      At Royal Caribbean we like to push the boundaries of technology & innovation, so we are excited to reveal the world's first, exclusive "access all areas" tour onboard Allure of the Seas, using Google Street View technology.

    Saturday, July 4, 2015

    Fare Thee Well, Chicago day one

    Reports are in from the first night in Chicago, and it sounds like it was a wonderful show

    The setlist hits some big highlights for me: Scarlet Begonias, Jack Straw, Box of Rain, Bertha are all personal favorites, and the long jazzy selection from Blues for Allah must have been just marvelous.

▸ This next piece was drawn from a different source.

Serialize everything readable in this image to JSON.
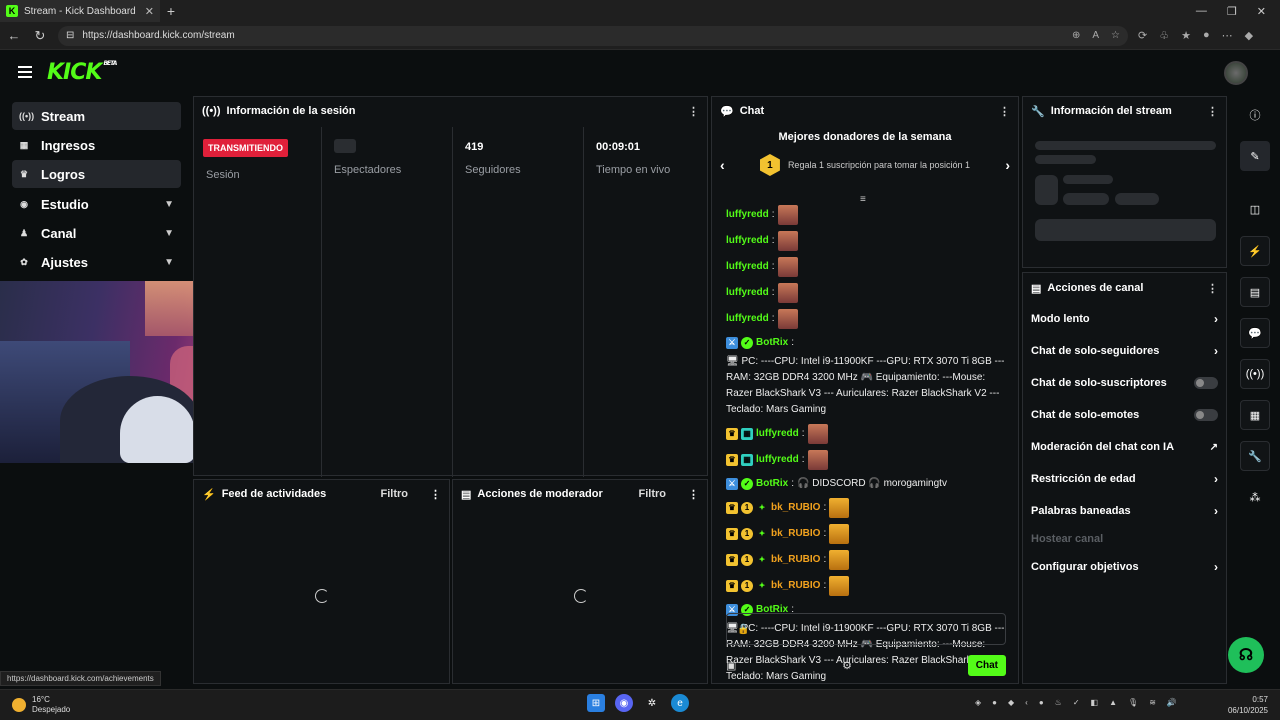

    Meanwhile, I bet it was an experience just to watch the pilgrimage: I’m spending $4,768 dollars to see the Grateful Dead this weekend

    Beyond the shows themselves is a full calendar of ancillary events and expenses, a schedule to rival SXSW. Every jam band west of the Mississippi is coming into town to play… pre-parties, after-parties, and all the live-streaming parties to boot. And named for the 1978 Grateful Dead album and eponymous song, “Shakedown Street” will be the crowded, bacchanalian bazaar that inevitably pops up in the parking lots, where you can buy or trade anything

    Beyond just free trade, as Wired observes, the Grateful Dead "community" can claim credit for a number of inventions: Call Them Hippies, But the Grateful Dead Were Tech Pioneers

    Long before it became necessary (or cool) to do so, the band embraced a DIY ethos in everything from manufacturing its own gear to publishing its own music to fostering a decentralized music distribution system. The Dead’s obsession with technology was almost inseparable from the band’s psychedelic ambition and artistic independence.

    Lastly, while I've got your attention, even though it has nothing to do with the Grateful Dead except for the title, I enjoyed this article quite a bit: A Long, Strange Trip Downwind Faster Than the Wind

    When we had only equations to present, we were nearly universally ridiculed. When we built and demonstrated a manned cart beating the wind, people complained we had no theory to back it up. To this end another friend offered, “Sure it works in practice – but can you prove it works in theory?”

    Hey, it's a beautiful day (Happy 4th of July!); now go find a copy of American Beauty and put it on, and sing along with a friend.